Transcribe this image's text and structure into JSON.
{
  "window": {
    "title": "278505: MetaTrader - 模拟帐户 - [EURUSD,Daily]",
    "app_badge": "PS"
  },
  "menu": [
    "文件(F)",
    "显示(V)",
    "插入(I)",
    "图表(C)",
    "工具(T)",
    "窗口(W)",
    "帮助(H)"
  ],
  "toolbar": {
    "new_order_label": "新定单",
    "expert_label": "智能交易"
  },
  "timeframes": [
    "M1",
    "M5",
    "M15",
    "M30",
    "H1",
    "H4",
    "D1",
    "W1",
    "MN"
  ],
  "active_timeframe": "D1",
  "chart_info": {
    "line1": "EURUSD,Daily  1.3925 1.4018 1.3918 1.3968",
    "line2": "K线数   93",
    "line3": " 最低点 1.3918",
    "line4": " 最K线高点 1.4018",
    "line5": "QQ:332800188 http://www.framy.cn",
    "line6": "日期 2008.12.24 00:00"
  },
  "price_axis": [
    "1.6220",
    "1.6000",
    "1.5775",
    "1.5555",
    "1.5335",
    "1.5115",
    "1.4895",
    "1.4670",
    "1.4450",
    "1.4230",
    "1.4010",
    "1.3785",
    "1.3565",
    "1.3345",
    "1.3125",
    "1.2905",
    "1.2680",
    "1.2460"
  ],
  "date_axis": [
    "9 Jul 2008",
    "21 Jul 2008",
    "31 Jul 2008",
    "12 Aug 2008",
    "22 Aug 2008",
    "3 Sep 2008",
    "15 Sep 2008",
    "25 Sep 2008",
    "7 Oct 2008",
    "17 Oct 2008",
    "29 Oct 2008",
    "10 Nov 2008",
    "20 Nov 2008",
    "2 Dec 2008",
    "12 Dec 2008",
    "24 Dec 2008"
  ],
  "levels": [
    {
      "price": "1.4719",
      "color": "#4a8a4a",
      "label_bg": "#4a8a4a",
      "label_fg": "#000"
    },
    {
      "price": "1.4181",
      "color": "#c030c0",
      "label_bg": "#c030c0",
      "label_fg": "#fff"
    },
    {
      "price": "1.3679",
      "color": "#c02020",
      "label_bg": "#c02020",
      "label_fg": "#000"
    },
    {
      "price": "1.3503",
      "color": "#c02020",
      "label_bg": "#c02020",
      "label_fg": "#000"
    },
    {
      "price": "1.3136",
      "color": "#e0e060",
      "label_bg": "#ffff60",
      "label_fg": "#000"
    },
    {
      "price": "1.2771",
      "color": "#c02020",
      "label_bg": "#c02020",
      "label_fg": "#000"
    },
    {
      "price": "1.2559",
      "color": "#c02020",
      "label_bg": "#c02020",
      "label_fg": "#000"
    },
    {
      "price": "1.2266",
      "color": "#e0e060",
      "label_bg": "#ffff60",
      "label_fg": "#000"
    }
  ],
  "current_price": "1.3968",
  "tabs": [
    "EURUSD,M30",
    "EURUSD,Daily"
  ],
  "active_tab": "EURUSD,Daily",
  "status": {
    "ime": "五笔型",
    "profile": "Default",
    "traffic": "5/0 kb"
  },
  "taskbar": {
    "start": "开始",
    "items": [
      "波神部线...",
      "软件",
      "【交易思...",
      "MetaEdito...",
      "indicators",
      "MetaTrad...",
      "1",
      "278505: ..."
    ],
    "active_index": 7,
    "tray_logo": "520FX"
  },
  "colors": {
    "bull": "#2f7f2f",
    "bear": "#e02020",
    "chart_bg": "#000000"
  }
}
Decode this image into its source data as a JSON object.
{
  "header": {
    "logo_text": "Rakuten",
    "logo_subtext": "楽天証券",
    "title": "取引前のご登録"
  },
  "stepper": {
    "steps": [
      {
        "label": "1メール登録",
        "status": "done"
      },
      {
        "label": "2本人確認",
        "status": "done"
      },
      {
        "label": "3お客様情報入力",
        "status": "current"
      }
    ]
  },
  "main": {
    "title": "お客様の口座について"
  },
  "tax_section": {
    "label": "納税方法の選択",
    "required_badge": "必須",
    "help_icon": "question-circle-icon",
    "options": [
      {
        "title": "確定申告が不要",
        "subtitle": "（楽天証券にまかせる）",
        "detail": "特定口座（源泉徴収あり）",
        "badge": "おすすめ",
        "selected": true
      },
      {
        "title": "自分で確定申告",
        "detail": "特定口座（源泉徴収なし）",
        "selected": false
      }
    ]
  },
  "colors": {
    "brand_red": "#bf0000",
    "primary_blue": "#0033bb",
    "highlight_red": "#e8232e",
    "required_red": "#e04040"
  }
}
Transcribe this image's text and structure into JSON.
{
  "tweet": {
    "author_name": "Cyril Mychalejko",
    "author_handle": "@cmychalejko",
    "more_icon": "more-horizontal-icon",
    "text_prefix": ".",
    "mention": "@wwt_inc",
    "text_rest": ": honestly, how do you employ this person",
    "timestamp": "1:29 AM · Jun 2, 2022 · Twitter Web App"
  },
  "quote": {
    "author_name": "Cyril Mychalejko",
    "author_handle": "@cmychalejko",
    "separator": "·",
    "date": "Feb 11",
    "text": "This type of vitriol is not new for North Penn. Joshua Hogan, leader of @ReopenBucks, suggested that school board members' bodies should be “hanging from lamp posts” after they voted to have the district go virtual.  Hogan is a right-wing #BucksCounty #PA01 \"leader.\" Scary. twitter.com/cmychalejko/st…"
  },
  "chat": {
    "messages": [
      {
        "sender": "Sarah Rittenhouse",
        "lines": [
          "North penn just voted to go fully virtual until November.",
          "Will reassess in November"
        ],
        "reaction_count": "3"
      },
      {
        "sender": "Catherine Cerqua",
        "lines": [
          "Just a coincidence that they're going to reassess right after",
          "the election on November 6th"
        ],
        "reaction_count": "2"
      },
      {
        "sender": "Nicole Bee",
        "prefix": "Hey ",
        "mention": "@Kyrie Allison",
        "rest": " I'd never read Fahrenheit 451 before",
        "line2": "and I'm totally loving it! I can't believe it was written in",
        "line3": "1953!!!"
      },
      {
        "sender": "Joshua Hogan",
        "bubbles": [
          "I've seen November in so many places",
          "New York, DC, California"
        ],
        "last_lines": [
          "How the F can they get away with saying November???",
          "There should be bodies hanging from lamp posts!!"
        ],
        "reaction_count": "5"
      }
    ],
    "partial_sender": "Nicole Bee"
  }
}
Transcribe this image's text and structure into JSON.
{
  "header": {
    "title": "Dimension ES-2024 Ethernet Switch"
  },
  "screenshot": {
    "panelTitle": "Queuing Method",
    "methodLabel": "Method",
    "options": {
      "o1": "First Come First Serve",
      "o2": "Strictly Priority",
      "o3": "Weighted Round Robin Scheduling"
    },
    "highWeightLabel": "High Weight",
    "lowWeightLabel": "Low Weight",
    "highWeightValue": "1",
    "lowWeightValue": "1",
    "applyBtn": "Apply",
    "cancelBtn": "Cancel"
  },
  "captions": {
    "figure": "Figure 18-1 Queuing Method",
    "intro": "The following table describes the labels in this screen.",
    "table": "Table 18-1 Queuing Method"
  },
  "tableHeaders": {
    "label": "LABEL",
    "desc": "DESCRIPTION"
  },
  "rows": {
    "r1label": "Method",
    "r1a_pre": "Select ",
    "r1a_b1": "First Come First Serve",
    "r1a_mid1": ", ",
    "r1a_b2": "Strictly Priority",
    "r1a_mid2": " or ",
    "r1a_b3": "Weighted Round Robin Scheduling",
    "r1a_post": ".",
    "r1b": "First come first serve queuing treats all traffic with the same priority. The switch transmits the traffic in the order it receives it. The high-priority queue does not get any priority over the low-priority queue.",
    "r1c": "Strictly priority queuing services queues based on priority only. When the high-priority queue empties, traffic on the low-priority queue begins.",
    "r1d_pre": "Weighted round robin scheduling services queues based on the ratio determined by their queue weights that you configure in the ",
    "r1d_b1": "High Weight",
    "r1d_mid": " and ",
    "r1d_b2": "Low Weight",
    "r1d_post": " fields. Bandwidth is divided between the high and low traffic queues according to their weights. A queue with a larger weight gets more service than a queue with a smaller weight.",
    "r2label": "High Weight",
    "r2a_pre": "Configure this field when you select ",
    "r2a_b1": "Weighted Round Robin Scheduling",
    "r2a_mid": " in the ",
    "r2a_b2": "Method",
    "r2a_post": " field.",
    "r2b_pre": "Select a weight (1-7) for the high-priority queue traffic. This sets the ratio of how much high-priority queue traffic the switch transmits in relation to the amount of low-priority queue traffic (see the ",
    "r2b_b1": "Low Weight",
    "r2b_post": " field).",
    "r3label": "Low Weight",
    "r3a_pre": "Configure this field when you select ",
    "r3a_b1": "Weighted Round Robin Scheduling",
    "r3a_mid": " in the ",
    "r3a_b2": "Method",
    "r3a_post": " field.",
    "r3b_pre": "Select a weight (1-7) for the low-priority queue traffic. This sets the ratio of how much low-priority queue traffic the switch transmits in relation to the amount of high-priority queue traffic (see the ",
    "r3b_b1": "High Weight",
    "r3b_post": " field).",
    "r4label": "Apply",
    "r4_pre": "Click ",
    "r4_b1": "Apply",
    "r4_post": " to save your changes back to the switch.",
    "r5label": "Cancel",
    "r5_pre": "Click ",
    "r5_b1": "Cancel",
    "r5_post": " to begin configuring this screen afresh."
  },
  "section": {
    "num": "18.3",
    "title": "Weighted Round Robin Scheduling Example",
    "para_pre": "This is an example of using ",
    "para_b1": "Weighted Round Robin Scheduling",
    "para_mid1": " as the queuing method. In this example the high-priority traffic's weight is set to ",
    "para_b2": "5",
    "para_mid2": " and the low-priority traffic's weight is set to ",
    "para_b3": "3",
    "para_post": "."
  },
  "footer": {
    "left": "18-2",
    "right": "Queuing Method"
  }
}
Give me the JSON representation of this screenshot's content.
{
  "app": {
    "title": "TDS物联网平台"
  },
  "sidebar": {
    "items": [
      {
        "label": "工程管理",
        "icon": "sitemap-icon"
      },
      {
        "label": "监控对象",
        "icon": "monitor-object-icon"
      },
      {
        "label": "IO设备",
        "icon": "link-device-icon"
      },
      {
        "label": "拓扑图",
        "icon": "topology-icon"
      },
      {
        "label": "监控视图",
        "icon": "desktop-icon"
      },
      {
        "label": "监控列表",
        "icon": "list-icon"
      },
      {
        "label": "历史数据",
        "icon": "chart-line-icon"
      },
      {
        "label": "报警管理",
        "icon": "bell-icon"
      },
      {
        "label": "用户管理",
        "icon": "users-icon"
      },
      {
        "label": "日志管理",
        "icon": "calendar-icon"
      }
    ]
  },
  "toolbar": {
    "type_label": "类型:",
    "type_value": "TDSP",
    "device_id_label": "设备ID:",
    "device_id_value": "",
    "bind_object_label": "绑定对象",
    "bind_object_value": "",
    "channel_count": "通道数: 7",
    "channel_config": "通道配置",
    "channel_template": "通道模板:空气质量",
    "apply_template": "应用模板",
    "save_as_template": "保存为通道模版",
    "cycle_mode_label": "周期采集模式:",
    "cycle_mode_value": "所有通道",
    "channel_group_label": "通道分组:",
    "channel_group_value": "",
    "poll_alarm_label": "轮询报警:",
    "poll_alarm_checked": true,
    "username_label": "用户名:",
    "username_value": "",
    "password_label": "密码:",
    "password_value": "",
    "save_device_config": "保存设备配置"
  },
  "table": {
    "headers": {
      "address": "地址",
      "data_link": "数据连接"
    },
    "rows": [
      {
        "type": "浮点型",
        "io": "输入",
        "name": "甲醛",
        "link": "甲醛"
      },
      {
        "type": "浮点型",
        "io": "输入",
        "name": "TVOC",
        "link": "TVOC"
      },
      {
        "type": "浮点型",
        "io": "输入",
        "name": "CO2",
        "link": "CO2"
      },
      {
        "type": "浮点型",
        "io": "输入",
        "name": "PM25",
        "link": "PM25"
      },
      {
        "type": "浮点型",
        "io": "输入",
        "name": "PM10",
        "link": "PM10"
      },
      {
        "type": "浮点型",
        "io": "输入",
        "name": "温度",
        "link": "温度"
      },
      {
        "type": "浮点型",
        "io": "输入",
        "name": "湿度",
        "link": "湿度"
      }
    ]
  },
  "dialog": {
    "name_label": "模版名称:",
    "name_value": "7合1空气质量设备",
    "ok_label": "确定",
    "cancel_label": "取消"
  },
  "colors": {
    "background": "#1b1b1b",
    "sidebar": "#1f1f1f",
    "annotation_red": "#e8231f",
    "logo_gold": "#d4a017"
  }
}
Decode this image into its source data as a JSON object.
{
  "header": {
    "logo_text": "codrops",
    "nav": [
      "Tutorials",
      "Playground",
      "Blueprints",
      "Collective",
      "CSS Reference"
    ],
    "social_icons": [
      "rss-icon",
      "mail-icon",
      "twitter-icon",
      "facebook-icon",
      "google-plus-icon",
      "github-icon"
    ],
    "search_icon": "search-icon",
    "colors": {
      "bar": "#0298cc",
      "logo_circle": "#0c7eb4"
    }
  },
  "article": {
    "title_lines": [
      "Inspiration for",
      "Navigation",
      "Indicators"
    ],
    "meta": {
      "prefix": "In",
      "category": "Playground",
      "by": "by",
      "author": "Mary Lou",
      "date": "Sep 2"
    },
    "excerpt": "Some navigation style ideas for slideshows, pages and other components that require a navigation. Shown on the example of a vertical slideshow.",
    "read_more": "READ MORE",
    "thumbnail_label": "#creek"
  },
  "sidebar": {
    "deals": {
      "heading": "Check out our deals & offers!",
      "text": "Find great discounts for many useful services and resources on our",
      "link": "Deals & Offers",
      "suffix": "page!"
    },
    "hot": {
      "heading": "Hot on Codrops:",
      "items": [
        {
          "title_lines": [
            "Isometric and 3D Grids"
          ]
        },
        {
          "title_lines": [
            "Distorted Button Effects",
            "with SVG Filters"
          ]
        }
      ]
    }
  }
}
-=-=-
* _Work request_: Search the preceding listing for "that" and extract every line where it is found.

* _Output_:
    "text": "This type of vitriol is not new for North Penn. Joshua Hogan, leader of @ReopenBucks, suggested that school board members' bodies should be “hanging from lamp posts” after they voted to have the district go virtual.  Hogan is a right-wing #BucksCounty #PA01 \"leader.\" Scary. twitter.com/cmychalejko/st…"
          "Just a coincidence that they're going to reassess right after",
    "r1d_pre": "Weighted round robin scheduling services queues based on the ratio determined by their queue weights that you configure in the ",
    "excerpt": "Some navigation style ideas for slideshows, pages and other components that require a navigation. Shown on the example of a vertical slideshow.",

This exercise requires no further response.